Starring: Scarlett Johansson, Florence Pugh, David Harbour
Director: Cate Shortland
Running Time: 134 mins
Black Widow is an American film and the 24th instalment in the Marvel Cinematic Universe. After going on the run following the events at the Sokovia Accords, Natasha Romanoff reunites with her past that takes her all the way back to where her career first began.
It was always going to take a while for the MCU to warm up again after the events of Avengers: Endgame, and as such Black Widow doesn’t necessarily have the earth-shattering stakes of more recent Marvel entries, even though it more than delivers as a fun, action-packed superhero blockbuster.
With Scarlett Johansson finally given the chance to lead a film as Black Widow, this movie provides a captivating and emotionally resonant look into the character’s past, with Johansson’s effortless charisma and action chops more than enough to keep you engrossed from start to finish.
She also works brilliantly with her character’s estranged family, played by Florence Pugh, David Harbour and Rachel Weisz.
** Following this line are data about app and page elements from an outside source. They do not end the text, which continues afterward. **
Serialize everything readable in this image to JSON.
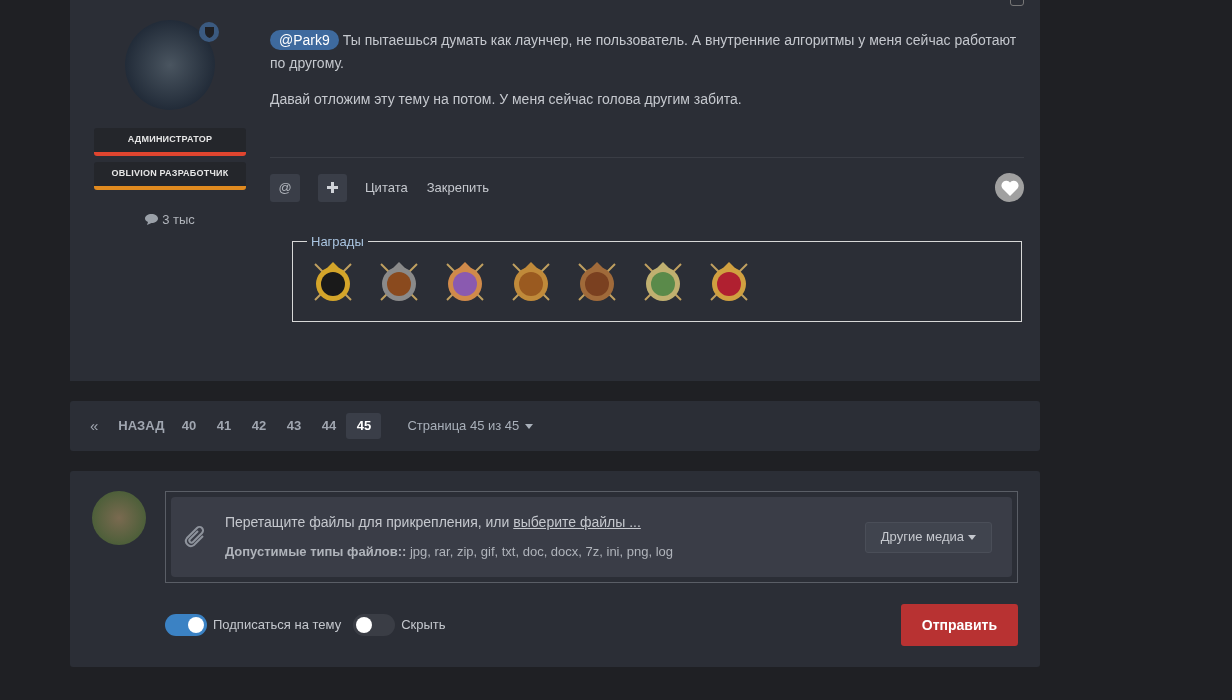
{
  "post": {
    "select_checkbox": {
      "checked": false
    },
    "author": {
      "badges": [
        {
          "label": "АДМИНИСТРАТОР",
          "color": "#e0452f"
        },
        {
          "label": "OBLIVION РАЗРАБОТЧИК",
          "color": "#e08a1f"
        }
      ],
      "posts": "3 тыс"
    },
    "mention": "@Park9",
    "paragraphs": [
      "Ты пытаешься думать как лаунчер, не пользователь. А внутренние алгоритмы у меня сейчас работают по другому.",
      "Давай отложим эту тему на потом. У меня сейчас голова другим забита."
    ],
    "actions": {
      "mention_button": "@",
      "quote": "Цитата",
      "pin": "Закрепить"
    },
    "awards": {
      "legend": "Награды"
    }
  },
  "pagination": {
    "prev_arrow": "«",
    "prev": "НАЗАД",
    "pages": [
      {
        "label": "40",
        "selected": false
      },
      {
        "label": "41",
        "selected": false
      },
      {
        "label": "42",
        "selected": false
      },
      {
        "label": "43",
        "selected": false
      },
      {
        "label": "44",
        "selected": false
      },
      {
        "label": "45",
        "selected": true
      }
    ],
    "page_of": "Страница 45 из 45"
  },
  "reply": {
    "upload_text": "Перетащите файлы для прикрепления, или ",
    "upload_link": "выберите файлы ...",
    "allowed_label": "Допустимые типы файлов::",
    "allowed_types": "jpg, rar, zip, gif, txt, doc, docx, 7z, ini, png, log",
    "other_media": "Другие медиа",
    "toggles": [
      {
        "label": "Подписаться на тему",
        "on": true
      },
      {
        "label": "Скрыть",
        "on": false
      }
    ],
    "submit": "Отправить"
  }
}
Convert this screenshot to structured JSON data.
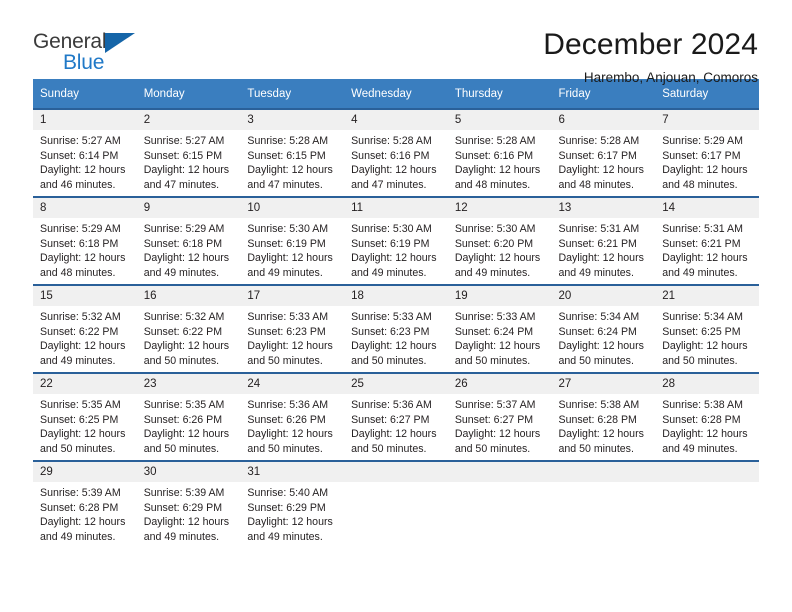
{
  "brand": {
    "logo_line1": "General",
    "logo_line2": "Blue",
    "accent_color": "#2079c7",
    "header_color": "#3a7ebf",
    "rule_color": "#2a6099"
  },
  "header": {
    "title": "December 2024",
    "subtitle": "Harembo, Anjouan, Comoros"
  },
  "calendar": {
    "weekdays": [
      "Sunday",
      "Monday",
      "Tuesday",
      "Wednesday",
      "Thursday",
      "Friday",
      "Saturday"
    ],
    "weeks": [
      [
        {
          "day": "1",
          "sunrise": "Sunrise: 5:27 AM",
          "sunset": "Sunset: 6:14 PM",
          "daylight1": "Daylight: 12 hours",
          "daylight2": "and 46 minutes."
        },
        {
          "day": "2",
          "sunrise": "Sunrise: 5:27 AM",
          "sunset": "Sunset: 6:15 PM",
          "daylight1": "Daylight: 12 hours",
          "daylight2": "and 47 minutes."
        },
        {
          "day": "3",
          "sunrise": "Sunrise: 5:28 AM",
          "sunset": "Sunset: 6:15 PM",
          "daylight1": "Daylight: 12 hours",
          "daylight2": "and 47 minutes."
        },
        {
          "day": "4",
          "sunrise": "Sunrise: 5:28 AM",
          "sunset": "Sunset: 6:16 PM",
          "daylight1": "Daylight: 12 hours",
          "daylight2": "and 47 minutes."
        },
        {
          "day": "5",
          "sunrise": "Sunrise: 5:28 AM",
          "sunset": "Sunset: 6:16 PM",
          "daylight1": "Daylight: 12 hours",
          "daylight2": "and 48 minutes."
        },
        {
          "day": "6",
          "sunrise": "Sunrise: 5:28 AM",
          "sunset": "Sunset: 6:17 PM",
          "daylight1": "Daylight: 12 hours",
          "daylight2": "and 48 minutes."
        },
        {
          "day": "7",
          "sunrise": "Sunrise: 5:29 AM",
          "sunset": "Sunset: 6:17 PM",
          "daylight1": "Daylight: 12 hours",
          "daylight2": "and 48 minutes."
        }
      ],
      [
        {
          "day": "8",
          "sunrise": "Sunrise: 5:29 AM",
          "sunset": "Sunset: 6:18 PM",
          "daylight1": "Daylight: 12 hours",
          "daylight2": "and 48 minutes."
        },
        {
          "day": "9",
          "sunrise": "Sunrise: 5:29 AM",
          "sunset": "Sunset: 6:18 PM",
          "daylight1": "Daylight: 12 hours",
          "daylight2": "and 49 minutes."
        },
        {
          "day": "10",
          "sunrise": "Sunrise: 5:30 AM",
          "sunset": "Sunset: 6:19 PM",
          "daylight1": "Daylight: 12 hours",
          "daylight2": "and 49 minutes."
        },
        {
          "day": "11",
          "sunrise": "Sunrise: 5:30 AM",
          "sunset": "Sunset: 6:19 PM",
          "daylight1": "Daylight: 12 hours",
          "daylight2": "and 49 minutes."
        },
        {
          "day": "12",
          "sunrise": "Sunrise: 5:30 AM",
          "sunset": "Sunset: 6:20 PM",
          "daylight1": "Daylight: 12 hours",
          "daylight2": "and 49 minutes."
        },
        {
          "day": "13",
          "sunrise": "Sunrise: 5:31 AM",
          "sunset": "Sunset: 6:21 PM",
          "daylight1": "Daylight: 12 hours",
          "daylight2": "and 49 minutes."
        },
        {
          "day": "14",
          "sunrise": "Sunrise: 5:31 AM",
          "sunset": "Sunset: 6:21 PM",
          "daylight1": "Daylight: 12 hours",
          "daylight2": "and 49 minutes."
        }
      ],
      [
        {
          "day": "15",
          "sunrise": "Sunrise: 5:32 AM",
          "sunset": "Sunset: 6:22 PM",
          "daylight1": "Daylight: 12 hours",
          "daylight2": "and 49 minutes."
        },
        {
          "day": "16",
          "sunrise": "Sunrise: 5:32 AM",
          "sunset": "Sunset: 6:22 PM",
          "daylight1": "Daylight: 12 hours",
          "daylight2": "and 50 minutes."
        },
        {
          "day": "17",
          "sunrise": "Sunrise: 5:33 AM",
          "sunset": "Sunset: 6:23 PM",
          "daylight1": "Daylight: 12 hours",
          "daylight2": "and 50 minutes."
        },
        {
          "day": "18",
          "sunrise": "Sunrise: 5:33 AM",
          "sunset": "Sunset: 6:23 PM",
          "daylight1": "Daylight: 12 hours",
          "daylight2": "and 50 minutes."
        },
        {
          "day": "19",
          "sunrise": "Sunrise: 5:33 AM",
          "sunset": "Sunset: 6:24 PM",
          "daylight1": "Daylight: 12 hours",
          "daylight2": "and 50 minutes."
        },
        {
          "day": "20",
          "sunrise": "Sunrise: 5:34 AM",
          "sunset": "Sunset: 6:24 PM",
          "daylight1": "Daylight: 12 hours",
          "daylight2": "and 50 minutes."
        },
        {
          "day": "21",
          "sunrise": "Sunrise: 5:34 AM",
          "sunset": "Sunset: 6:25 PM",
          "daylight1": "Daylight: 12 hours",
          "daylight2": "and 50 minutes."
        }
      ],
      [
        {
          "day": "22",
          "sunrise": "Sunrise: 5:35 AM",
          "sunset": "Sunset: 6:25 PM",
          "daylight1": "Daylight: 12 hours",
          "daylight2": "and 50 minutes."
        },
        {
          "day": "23",
          "sunrise": "Sunrise: 5:35 AM",
          "sunset": "Sunset: 6:26 PM",
          "daylight1": "Daylight: 12 hours",
          "daylight2": "and 50 minutes."
        },
        {
          "day": "24",
          "sunrise": "Sunrise: 5:36 AM",
          "sunset": "Sunset: 6:26 PM",
          "daylight1": "Daylight: 12 hours",
          "daylight2": "and 50 minutes."
        },
        {
          "day": "25",
          "sunrise": "Sunrise: 5:36 AM",
          "sunset": "Sunset: 6:27 PM",
          "daylight1": "Daylight: 12 hours",
          "daylight2": "and 50 minutes."
        },
        {
          "day": "26",
          "sunrise": "Sunrise: 5:37 AM",
          "sunset": "Sunset: 6:27 PM",
          "daylight1": "Daylight: 12 hours",
          "daylight2": "and 50 minutes."
        },
        {
          "day": "27",
          "sunrise": "Sunrise: 5:38 AM",
          "sunset": "Sunset: 6:28 PM",
          "daylight1": "Daylight: 12 hours",
          "daylight2": "and 50 minutes."
        },
        {
          "day": "28",
          "sunrise": "Sunrise: 5:38 AM",
          "sunset": "Sunset: 6:28 PM",
          "daylight1": "Daylight: 12 hours",
          "daylight2": "and 49 minutes."
        }
      ],
      [
        {
          "day": "29",
          "sunrise": "Sunrise: 5:39 AM",
          "sunset": "Sunset: 6:28 PM",
          "daylight1": "Daylight: 12 hours",
          "daylight2": "and 49 minutes."
        },
        {
          "day": "30",
          "sunrise": "Sunrise: 5:39 AM",
          "sunset": "Sunset: 6:29 PM",
          "daylight1": "Daylight: 12 hours",
          "daylight2": "and 49 minutes."
        },
        {
          "day": "31",
          "sunrise": "Sunrise: 5:40 AM",
          "sunset": "Sunset: 6:29 PM",
          "daylight1": "Daylight: 12 hours",
          "daylight2": "and 49 minutes."
        },
        {
          "day": "",
          "sunrise": "",
          "sunset": "",
          "daylight1": "",
          "daylight2": ""
        },
        {
          "day": "",
          "sunrise": "",
          "sunset": "",
          "daylight1": "",
          "daylight2": ""
        },
        {
          "day": "",
          "sunrise": "",
          "sunset": "",
          "daylight1": "",
          "daylight2": ""
        },
        {
          "day": "",
          "sunrise": "",
          "sunset": "",
          "daylight1": "",
          "daylight2": ""
        }
      ]
    ]
  }
}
While much of the film features Johansson on her own mission, a significant part of the story – particularly towards the latter stages – is all about the family quartet coming back together, and that brings with it great humour and some really lovely emotion.
Admittedly, Black Widow doesn’t quite have the depth to really tug at your heartstrings, but there’s such brilliant chemistry between the family quartet that they’re a fantastic rag-tag team when it comes to bringing down a big supervillain, with Florence Pugh more than delivering as a potential successor to Johansson’s Black Widow.
Admittedly, the film doesn’t quite deliver when it comes to telling a groundbreaking or exhilarating story. Black Widow is a fun film with great action throughout, but it’s one of the more generic superhero movies in the MCU, with a fairly simple plot that sees the heroes aiming to save the world from a villain.
The best films in the MCU, many of which have come in recent years, build on that trope by integrating with the franchise’s overarching story arcs, whereas Black Widow – being at the beginning of Phase Four after Endgame – doesn’t have the chance to do that, and as a result really does suffer.
That said, the movie is still a really fun watch, and a welcome return to the big screen for Marvel after a full year out. With excellent performances across the board, great humour, brilliant action, some lovely emotion and a fun albeit predictable story, Black Widow is a solid superhero blockbuster through and through, and that’s why I’m giving it a 7.6 overall.